Action item: A single number is required: how many lines of the listing below include the word "kategorija".

═════ Exercise data

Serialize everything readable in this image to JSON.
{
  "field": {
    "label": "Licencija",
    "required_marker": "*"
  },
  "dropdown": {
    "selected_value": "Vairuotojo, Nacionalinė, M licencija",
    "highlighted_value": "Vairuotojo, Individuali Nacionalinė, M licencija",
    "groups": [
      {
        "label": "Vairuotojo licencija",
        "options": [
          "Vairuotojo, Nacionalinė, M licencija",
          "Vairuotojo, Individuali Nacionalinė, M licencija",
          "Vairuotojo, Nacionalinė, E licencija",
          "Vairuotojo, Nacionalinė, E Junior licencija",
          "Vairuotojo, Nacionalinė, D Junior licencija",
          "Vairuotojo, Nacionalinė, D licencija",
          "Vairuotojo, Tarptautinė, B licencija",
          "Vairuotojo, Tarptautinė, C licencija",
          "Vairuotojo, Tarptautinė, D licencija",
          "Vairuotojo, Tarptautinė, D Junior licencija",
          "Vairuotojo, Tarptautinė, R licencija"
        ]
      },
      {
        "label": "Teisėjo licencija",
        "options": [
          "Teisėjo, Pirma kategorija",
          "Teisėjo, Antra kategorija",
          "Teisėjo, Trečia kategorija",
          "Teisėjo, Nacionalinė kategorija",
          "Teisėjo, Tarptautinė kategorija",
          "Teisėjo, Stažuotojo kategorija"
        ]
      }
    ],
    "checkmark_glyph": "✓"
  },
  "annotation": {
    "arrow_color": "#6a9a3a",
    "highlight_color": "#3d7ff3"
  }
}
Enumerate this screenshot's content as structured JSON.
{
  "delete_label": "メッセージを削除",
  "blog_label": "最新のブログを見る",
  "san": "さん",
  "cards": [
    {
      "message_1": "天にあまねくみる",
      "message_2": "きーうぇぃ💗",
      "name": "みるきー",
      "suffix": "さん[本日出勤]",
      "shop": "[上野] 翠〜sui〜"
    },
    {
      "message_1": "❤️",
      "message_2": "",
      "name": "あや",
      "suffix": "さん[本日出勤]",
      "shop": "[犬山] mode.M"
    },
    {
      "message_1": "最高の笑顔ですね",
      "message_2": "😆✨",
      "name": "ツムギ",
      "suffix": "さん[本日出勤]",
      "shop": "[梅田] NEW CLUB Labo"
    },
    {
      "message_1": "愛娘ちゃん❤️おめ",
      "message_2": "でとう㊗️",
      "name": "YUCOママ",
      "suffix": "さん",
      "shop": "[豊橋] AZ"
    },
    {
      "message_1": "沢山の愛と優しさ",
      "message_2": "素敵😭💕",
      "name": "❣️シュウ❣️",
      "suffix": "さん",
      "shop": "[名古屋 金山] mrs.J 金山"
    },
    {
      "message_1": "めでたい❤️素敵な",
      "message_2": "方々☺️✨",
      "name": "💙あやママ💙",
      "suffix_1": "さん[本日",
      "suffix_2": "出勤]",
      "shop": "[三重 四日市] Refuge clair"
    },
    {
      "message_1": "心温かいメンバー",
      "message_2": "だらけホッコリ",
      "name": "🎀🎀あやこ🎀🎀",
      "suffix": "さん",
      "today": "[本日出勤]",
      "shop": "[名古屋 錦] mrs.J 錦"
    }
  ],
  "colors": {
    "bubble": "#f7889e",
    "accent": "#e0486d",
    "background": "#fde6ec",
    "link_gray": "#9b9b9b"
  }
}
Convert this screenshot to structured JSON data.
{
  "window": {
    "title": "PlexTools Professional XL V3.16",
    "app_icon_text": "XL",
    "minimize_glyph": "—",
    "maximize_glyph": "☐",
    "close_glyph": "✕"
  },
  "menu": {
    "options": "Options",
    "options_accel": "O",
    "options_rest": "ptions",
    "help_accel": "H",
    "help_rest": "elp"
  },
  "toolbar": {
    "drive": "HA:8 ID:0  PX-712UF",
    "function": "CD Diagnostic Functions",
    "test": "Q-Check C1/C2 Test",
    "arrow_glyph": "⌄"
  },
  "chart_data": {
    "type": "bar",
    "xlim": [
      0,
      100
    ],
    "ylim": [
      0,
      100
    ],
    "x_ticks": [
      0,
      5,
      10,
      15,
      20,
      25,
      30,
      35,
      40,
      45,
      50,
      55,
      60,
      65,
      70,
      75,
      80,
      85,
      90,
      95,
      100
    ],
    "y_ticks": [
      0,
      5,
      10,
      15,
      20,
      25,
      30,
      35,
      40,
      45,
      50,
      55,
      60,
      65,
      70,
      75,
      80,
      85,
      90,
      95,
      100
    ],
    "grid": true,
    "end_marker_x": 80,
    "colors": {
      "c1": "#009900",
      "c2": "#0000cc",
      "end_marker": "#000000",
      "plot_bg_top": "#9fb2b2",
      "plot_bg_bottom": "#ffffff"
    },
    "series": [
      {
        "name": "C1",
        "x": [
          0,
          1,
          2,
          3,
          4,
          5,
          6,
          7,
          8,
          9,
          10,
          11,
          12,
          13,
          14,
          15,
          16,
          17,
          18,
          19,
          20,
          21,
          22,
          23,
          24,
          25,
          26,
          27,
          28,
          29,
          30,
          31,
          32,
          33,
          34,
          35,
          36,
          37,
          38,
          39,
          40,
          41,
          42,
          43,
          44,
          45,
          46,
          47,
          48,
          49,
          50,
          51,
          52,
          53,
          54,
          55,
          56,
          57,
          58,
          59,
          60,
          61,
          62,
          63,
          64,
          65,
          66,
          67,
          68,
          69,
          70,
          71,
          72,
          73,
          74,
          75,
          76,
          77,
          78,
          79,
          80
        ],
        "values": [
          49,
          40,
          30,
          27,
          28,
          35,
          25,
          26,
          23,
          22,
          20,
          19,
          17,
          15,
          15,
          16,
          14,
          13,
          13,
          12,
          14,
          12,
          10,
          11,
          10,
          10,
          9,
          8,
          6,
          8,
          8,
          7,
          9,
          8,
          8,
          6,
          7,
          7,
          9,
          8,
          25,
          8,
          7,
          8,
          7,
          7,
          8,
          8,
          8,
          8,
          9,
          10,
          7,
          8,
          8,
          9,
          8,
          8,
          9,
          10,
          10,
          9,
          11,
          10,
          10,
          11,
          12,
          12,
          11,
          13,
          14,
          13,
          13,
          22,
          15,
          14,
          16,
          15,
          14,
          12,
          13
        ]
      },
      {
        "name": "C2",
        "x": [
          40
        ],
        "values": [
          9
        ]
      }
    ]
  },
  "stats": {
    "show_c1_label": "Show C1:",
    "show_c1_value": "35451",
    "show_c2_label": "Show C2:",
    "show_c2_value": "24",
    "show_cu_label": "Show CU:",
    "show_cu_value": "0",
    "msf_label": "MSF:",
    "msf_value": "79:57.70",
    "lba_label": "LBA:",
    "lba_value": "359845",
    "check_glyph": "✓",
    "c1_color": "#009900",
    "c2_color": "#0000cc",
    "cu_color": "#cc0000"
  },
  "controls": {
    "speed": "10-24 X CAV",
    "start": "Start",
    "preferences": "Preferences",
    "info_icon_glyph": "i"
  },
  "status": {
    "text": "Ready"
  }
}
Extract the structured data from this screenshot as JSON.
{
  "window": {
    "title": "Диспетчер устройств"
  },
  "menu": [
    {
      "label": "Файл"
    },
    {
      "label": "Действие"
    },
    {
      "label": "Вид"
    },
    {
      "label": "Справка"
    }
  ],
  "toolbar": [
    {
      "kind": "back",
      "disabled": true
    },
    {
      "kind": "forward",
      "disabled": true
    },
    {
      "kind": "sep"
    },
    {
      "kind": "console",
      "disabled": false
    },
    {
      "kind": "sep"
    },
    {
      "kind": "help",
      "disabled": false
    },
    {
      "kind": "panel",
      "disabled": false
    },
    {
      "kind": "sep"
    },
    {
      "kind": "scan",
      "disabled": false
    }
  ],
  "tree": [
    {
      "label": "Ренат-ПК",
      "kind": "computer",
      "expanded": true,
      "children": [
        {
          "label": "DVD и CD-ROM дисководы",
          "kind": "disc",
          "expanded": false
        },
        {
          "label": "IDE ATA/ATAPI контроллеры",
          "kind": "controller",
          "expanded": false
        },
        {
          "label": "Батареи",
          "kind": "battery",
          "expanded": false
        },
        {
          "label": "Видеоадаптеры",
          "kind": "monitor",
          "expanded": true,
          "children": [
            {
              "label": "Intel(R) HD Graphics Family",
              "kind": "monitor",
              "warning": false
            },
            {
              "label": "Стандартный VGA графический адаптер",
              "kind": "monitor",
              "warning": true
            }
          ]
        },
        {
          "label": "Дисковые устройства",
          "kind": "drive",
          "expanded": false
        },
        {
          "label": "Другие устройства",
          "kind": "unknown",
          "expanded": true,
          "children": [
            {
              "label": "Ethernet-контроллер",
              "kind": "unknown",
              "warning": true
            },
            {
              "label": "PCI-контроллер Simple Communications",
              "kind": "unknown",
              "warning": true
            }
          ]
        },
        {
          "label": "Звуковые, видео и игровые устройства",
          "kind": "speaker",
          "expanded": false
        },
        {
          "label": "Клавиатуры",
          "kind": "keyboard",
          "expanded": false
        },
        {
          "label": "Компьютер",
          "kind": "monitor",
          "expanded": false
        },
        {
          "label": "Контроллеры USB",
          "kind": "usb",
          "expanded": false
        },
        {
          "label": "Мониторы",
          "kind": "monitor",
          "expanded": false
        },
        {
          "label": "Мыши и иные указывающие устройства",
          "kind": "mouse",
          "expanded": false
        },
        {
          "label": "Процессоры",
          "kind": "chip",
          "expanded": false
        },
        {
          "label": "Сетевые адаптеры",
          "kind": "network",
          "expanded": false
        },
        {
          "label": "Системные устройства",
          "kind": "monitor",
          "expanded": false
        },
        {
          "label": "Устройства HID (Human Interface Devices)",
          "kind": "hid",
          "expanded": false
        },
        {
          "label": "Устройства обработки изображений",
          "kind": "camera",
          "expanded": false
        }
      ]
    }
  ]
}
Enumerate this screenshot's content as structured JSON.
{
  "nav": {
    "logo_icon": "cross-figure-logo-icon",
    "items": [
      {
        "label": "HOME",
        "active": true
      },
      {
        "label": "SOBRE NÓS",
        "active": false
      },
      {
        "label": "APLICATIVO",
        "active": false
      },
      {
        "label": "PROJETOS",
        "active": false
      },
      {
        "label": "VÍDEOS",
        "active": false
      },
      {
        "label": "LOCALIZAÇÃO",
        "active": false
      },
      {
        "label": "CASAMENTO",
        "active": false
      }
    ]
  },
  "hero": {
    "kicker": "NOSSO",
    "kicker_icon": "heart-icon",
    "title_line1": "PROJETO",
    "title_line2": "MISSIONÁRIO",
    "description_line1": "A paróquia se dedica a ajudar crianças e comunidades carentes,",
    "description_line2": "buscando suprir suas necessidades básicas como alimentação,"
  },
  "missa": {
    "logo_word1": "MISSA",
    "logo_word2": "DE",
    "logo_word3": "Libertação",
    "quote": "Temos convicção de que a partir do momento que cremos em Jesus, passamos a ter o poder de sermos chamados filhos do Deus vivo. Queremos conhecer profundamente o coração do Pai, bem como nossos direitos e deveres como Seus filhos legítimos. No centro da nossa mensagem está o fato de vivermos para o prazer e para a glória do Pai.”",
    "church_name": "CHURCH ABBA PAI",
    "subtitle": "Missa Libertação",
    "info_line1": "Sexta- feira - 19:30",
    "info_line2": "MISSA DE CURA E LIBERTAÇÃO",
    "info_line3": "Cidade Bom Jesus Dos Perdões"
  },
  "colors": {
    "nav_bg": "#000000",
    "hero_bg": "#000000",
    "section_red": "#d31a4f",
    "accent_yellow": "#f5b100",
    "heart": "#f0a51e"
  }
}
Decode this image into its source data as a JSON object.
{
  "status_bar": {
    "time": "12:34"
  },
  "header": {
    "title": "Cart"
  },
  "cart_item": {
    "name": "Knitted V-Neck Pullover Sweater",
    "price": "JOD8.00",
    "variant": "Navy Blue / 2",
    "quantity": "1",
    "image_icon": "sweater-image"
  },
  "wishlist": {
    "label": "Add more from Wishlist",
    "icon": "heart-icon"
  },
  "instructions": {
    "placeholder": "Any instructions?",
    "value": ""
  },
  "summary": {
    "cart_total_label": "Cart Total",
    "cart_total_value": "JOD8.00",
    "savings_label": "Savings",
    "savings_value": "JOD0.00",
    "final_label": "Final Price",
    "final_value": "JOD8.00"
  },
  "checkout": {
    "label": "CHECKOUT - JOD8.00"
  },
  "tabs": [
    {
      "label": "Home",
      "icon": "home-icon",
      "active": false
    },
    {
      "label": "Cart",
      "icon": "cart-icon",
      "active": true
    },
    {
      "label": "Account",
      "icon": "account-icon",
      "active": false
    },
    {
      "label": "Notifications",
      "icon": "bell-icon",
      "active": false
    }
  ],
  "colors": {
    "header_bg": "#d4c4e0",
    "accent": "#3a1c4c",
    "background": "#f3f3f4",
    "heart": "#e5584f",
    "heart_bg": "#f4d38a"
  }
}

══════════

Response: 6